While the environments are visually quite detailed, the soundscape is surprisingly sparse, though not bad by any means. Beyond the basics of various animal movements – padded footfall for the walking creatures, wing flaps for the birds, etc. – there’s occasional ambient audio for wind and water. Every now and then simple piano and stringed instruments join in for some musical accompaniment, typically when reaching a new area or discovering another memory fragment. It’s pleasing on the ears and contributes to a somewhat Zen-like, peaceful quality that pervades the game, but more music would have been nice to help break up the relative silence the rest of the time.
What would have been even more welcome is if all the bugs had been squashed – and I’m not talking about the insects you can possess. During the six hours I spent completing the game, I ran into multiple issues of varying kinds. To be sure, there was nothing truly game-stopping – no crashes to the desktop, no freezing unresponsiveness – but there were enough little things to rub the shine off. Getting wedged in the geometry, having my animal disappear, falling through the game world (to be respawned back in a safe place), having the music periodically cut in and out at various points, or seeing video cutscenes suddenly go to a slate grey screen even though the audio kept playing were just some of the more common issues I encountered. The only saving grace was the ability to restart from the nearest checkpoint (no free saves in this game, sorry). This would move me back, in wolf form, to a safe place but without any loss of memories or collectibles I’d already found.

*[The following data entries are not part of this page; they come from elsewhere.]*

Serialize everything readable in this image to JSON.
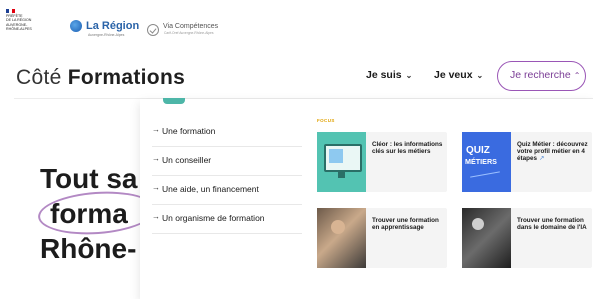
{
  "top_strip": {
    "prefet_lines": [
      "PRÉFÈTE",
      "DE LA RÉGION",
      "AUVERGNE-",
      "RHÔNE-ALPES"
    ],
    "region_brand": "La Région",
    "region_sub": "Auvergne-Rhône-Alpes",
    "vc_brand": "Via Compétences",
    "vc_sub": "Carif-Oref Auvergne-Rhône-Alpes"
  },
  "header": {
    "logo_part1": "Côté",
    "logo_part2": "Formations",
    "nav": [
      {
        "label": "Je suis",
        "chevron": "⌄"
      },
      {
        "label": "Je veux",
        "chevron": "⌄"
      },
      {
        "label": "Je recherche",
        "chevron": "⌃"
      }
    ]
  },
  "hero": {
    "line1": "Tout sa",
    "line2": "forma",
    "line3": "Rhône-"
  },
  "dropdown": {
    "menu_items": [
      "Une formation",
      "Un conseiller",
      "Une aide, un financement",
      "Un organisme de formation"
    ],
    "focus_label": "FOCUS",
    "cards": [
      {
        "title": "Cléor : les informations clés sur les métiers",
        "external": ""
      },
      {
        "title": "Quiz Métier : découvrez votre profil métier en 4 étapes",
        "external": "↗"
      },
      {
        "title": "Trouver une formation en apprentissage",
        "external": ""
      },
      {
        "title": "Trouver une formation dans le domaine de l'IA",
        "external": ""
      }
    ],
    "quiz_thumb": {
      "line1": "QUIZ",
      "line2": "MÉTIERS"
    }
  },
  "colors": {
    "accent_purple": "#9a56b6",
    "teal": "#4db6a8",
    "focus_yellow": "#e0a100",
    "quiz_blue": "#3a6be0"
  }
}
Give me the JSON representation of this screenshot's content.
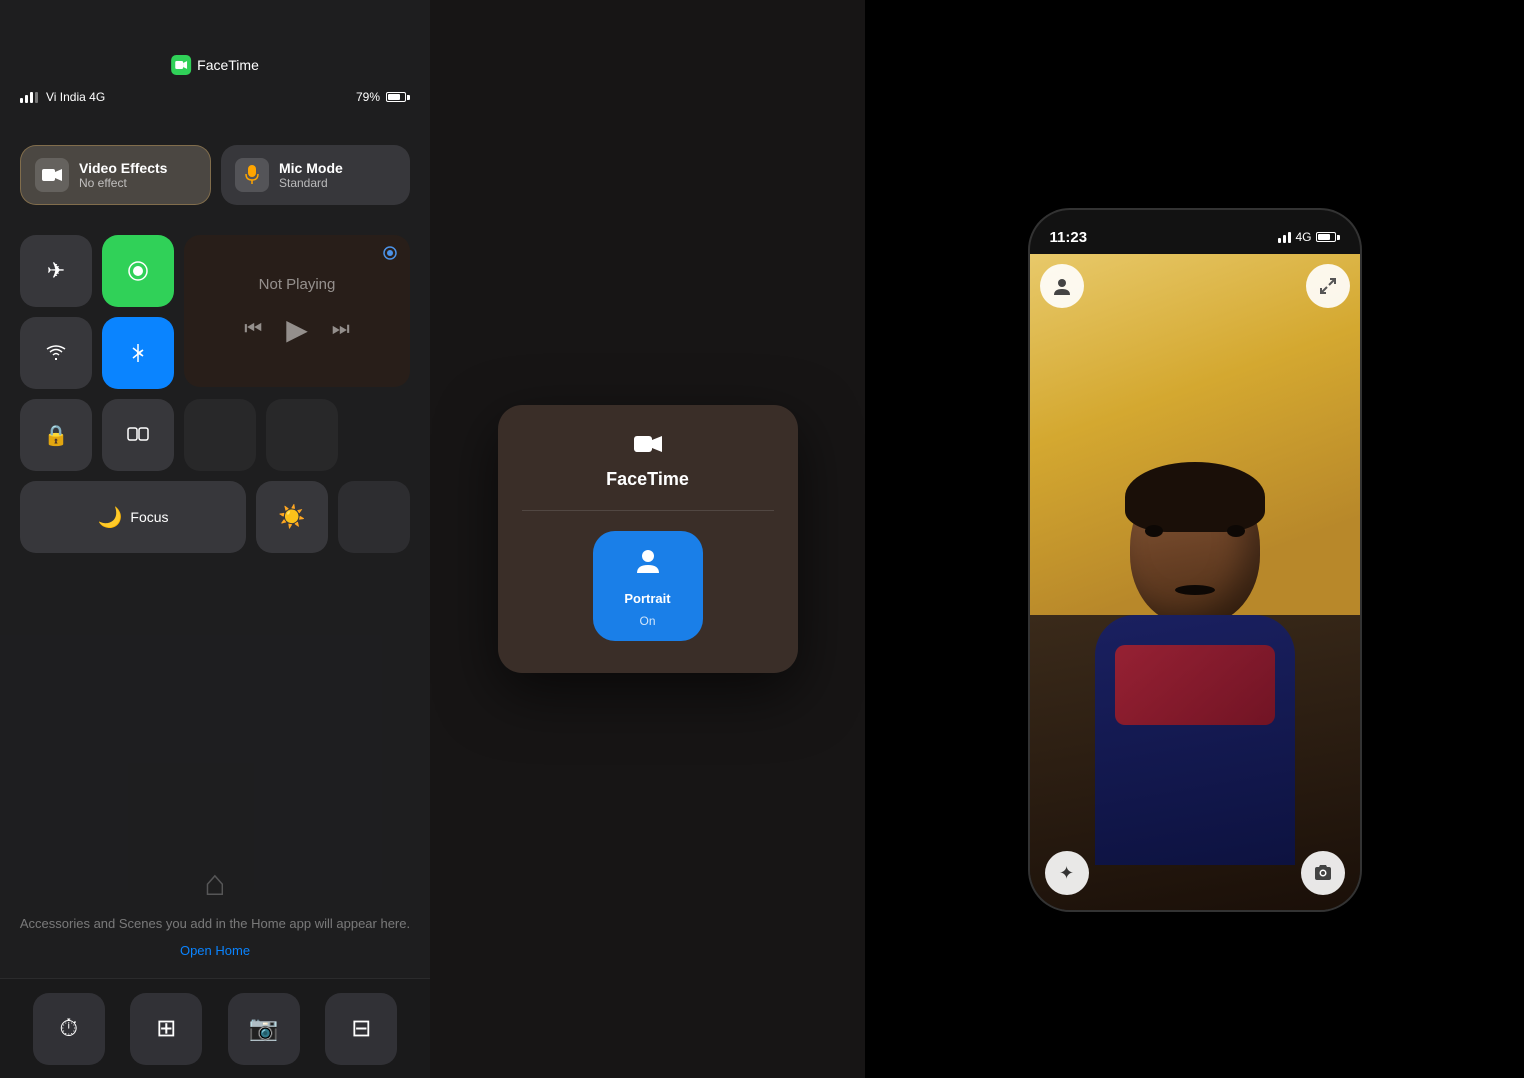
{
  "panel_left": {
    "facetime_label": "FaceTime",
    "carrier": "Vi India 4G",
    "battery_pct": "79%",
    "video_effects_label": "Video Effects",
    "video_effects_sub": "No effect",
    "mic_mode_label": "Mic Mode",
    "mic_mode_sub": "Standard",
    "not_playing": "Not Playing",
    "focus_label": "Focus",
    "home_text": "Accessories and Scenes you add in the Home app will appear here.",
    "open_home": "Open Home"
  },
  "panel_mid": {
    "title": "FaceTime",
    "portrait_label": "Portrait",
    "portrait_status": "On"
  },
  "panel_right": {
    "time": "11:23",
    "carrier": "4G"
  },
  "icons": {
    "airplane": "✈",
    "wifi_fill": "📶",
    "bluetooth": "⌁",
    "moon": "🌙",
    "home": "⌂",
    "clock": "⏱",
    "calc": "⊞",
    "camera": "⊙",
    "qr": "⊟",
    "lock": "🔒",
    "mirror": "⧉",
    "sun": "☀",
    "person": "♟",
    "star": "✦",
    "camera_snap": "📷"
  }
}
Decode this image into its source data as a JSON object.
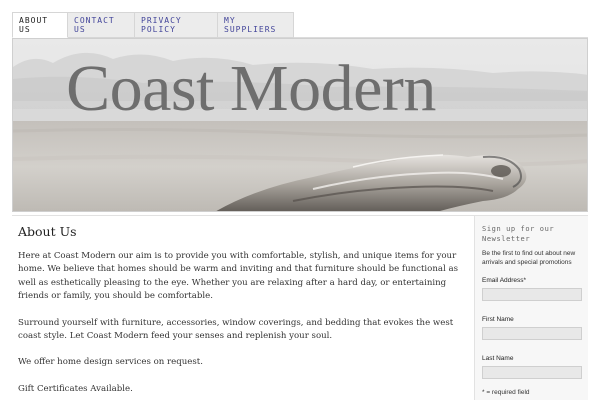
{
  "nav": {
    "tabs": [
      {
        "line1": "About",
        "line2": "Us",
        "active": true
      },
      {
        "line1": "Contact",
        "line2": "Us",
        "active": false
      },
      {
        "line1": "Privacy",
        "line2": "Policy",
        "active": false
      },
      {
        "line1": "My",
        "line2": "Suppliers",
        "active": false
      }
    ]
  },
  "banner": {
    "title": "Coast Modern"
  },
  "main": {
    "heading": "About Us",
    "paragraphs": [
      "Here at Coast Modern our aim is to provide you with comfortable, stylish, and unique items for your home. We believe that homes should be warm and inviting and that furniture should be functional as well as esthetically pleasing to the eye. Whether you are relaxing after a hard day, or entertaining friends or family, you should be comfortable.",
      "Surround yourself with furniture, accessories, window coverings, and bedding that evokes the west coast style.  Let Coast Modern feed your senses and replenish your soul.",
      "We offer home design services on request.",
      "Gift Certificates Available."
    ]
  },
  "newsletter": {
    "title": "Sign up for our Newsletter",
    "intro": "Be the first to find out about new arrivals and special promotions",
    "email_label": "Email Address*",
    "first_name_label": "First Name",
    "last_name_label": "Last Name",
    "required_note": "* = required field"
  }
}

As its name suggests, Lost Ember is more of a slow burn that never quite ignites into a full-on fire. It certainly has some impressive visual moments, and it is a kick switching between new animals the first few times. However, with its plethora of bugs, lack of substantive gameplay, and annoying sidekick it’s hard to recommend unequivocally. This is an experience that will probably appeal most to those who like to ferret out all the little hidden items that an open world has to offer. With a huge number of relics, mushrooms, and legendary creatures to find, there’s a lot for collectors to hunt for and some pretty environments to reward exploring more thoroughly. Beyond that, it will probably also resonate with children and the young at heart who might enjoy tooling around inhabiting the forms of different creatures, content to revel in a relaxing journey rather than focus on the destination.